Arielle Castillo of the Broward-Palm Beach New Times recently conducted an interview with legendary guitarist Slash (VELVET REVOLVER, ex-GUNS N' ROSES). A few excerpts from the chat follow:
Q: So where are you right now? How's the tour going in general?
Slash: Dallas. The tour started on August 5, so we've been on the road a little over a month. This has been one of the best tours I've ever been invovled it. It's cool because this band is really good friends with the ALICE IN CHAINS guys. We're from similar backgrounds, a similar period. We've all been through a lot, and it's all been really cool.
Q: You knew ALICE IN CHAINS back then?
Slash: That's my favorite band out of those new bands in the early Nineties; I remember when they first came out. There was a handful of bands — ALICE IN CHAINS, SOUNDGARDEN, FAITH NO MORE — who all had really great records around that time. There was something happening, the beginning of a really cool scene that ended abrupty.
Q: So you were into that scene? A lot of people credit it with the scene that GUNS N' ROSES was part of.
You know, people try to put labels on things, like, "Oh there was the Eighties, then the Nineties came, and then somewhere in the Nineties there was this whole sort of movement." But that was all pretty influenced by GUNS N' ROSES, but it's just that we were playing stadiums and stuff. The only big difference with bands like NIRVANA and ALICE IN CHAINS at that point was that we were like this sort of huge, established, stadium, commercially viable band at that point. We were no longer the scrappy curbside band at that point. All these bands were pretty scrappy and sort of anti-industry, so yeah, there was a little bit of a weird vibe that was around at that point. But personally, between us and the individuals we all respected each other.
Q: What do you think of ALICE IN CHAINS' current lineup, since they've replaced [the late frontman of the band] Layne Staley?
Slash: Well, you know, I saw ALICE back in the day with Layne and it was great, and Layne was awesome. The guy who is singing for ALICE now has tough shoes to fill, but he does an amazing job with it. But as far as ALICE as of late, they're probably the best they've ever been. The music comes across a lot clearer than it used to, and they've got such a great catalog and all the songs are amazing. It's great. It's sort of like they never left, in a way.

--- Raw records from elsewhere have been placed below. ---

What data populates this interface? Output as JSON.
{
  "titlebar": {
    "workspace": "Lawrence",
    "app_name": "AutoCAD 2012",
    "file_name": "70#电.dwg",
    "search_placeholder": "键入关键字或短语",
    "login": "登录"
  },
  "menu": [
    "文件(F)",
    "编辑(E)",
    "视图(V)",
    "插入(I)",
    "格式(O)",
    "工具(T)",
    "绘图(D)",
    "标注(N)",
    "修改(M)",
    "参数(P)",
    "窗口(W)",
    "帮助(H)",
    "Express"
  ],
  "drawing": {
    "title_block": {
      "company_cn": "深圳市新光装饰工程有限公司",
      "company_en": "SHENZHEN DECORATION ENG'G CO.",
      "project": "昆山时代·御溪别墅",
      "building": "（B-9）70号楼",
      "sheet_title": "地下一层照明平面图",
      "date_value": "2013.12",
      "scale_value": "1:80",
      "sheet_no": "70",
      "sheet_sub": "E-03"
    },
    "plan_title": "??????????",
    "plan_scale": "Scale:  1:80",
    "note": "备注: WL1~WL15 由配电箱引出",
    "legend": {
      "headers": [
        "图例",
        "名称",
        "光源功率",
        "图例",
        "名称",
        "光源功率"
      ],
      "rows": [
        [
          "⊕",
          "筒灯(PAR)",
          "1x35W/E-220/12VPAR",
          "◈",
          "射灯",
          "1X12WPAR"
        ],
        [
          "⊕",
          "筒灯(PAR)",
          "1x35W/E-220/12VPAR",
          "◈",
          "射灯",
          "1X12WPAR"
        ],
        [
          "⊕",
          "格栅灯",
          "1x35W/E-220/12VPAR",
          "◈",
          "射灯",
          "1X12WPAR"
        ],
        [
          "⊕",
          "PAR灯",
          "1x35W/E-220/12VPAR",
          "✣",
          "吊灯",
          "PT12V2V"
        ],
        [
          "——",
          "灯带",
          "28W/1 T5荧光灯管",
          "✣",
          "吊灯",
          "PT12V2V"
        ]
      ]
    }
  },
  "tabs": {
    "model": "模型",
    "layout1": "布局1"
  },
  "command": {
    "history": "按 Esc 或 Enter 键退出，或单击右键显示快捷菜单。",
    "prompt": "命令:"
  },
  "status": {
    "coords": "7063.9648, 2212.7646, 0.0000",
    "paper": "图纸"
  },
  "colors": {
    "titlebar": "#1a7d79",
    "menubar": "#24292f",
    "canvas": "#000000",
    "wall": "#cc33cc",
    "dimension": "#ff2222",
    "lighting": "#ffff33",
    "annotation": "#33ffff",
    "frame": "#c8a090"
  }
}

Q: Why did you decide to do an ampitheater tour this time around instead of clubs and theaters, as you had been doing before?
Slash: I don't know. I don't think it was something the band discussed. They just threw us out there. That was basically it. We went out and did some touring before the album went out, and we did what we love doing, which is clubs and theaters, as soon as it was over. It seemed like we were gonna play to bigger crowds this time.
Q: Was there any adjustment period when the band graduated to bigger venues? Even though you've all been in huge bands.
Slash: You know, I don't think so… . I think probably because of the simple fact that everybody in the band has played big places before, it's not really that big a deal. It's nice to be able to be accepted in a big place, and especially to be able to use that amount of space. But when we're playing clubs and stuff it's great. But you sort of feel the need to be able to move.
Q: At this point, do you view VELVET REVOLVER as a band proper, or is it still sort of a “project,” as it seemed to be in the beginning?
Slash: It was never a project. The media always wanted to put a label on it, call it a supergroup project. Internally we were all just trying to fucking put something together that we thought was cool and find the right people to do it with. Eventually it became a band of five people. We've been striving to keep it together to write material, and to take it as seriously as anyone would take a new band.
Q: What do you do to keep getting along with the other guys from GUNS N' ROSES? How do you keep from bringing up stuff from the past?
Slash: I think it's been harder for other people to leave the past in the past. It's a normal thing; it's like moving out of a house. There's certain stuff that goes with you, but you are consciously making a move and you move on. It shouldn't be more complicated than that, but I think there's a certain kind of… With GUNS N' ROSES there's a phenomenon about it where people are so obsessed with what happened with it that they're having a hard time letting that go. And as prevalent as it is in the media and on the Internet and all that other kind of stuff, there hasn't been any kind of discussion between the original members of getting that band back together.
Read the entire interview at Broward-Palm Beach New Times.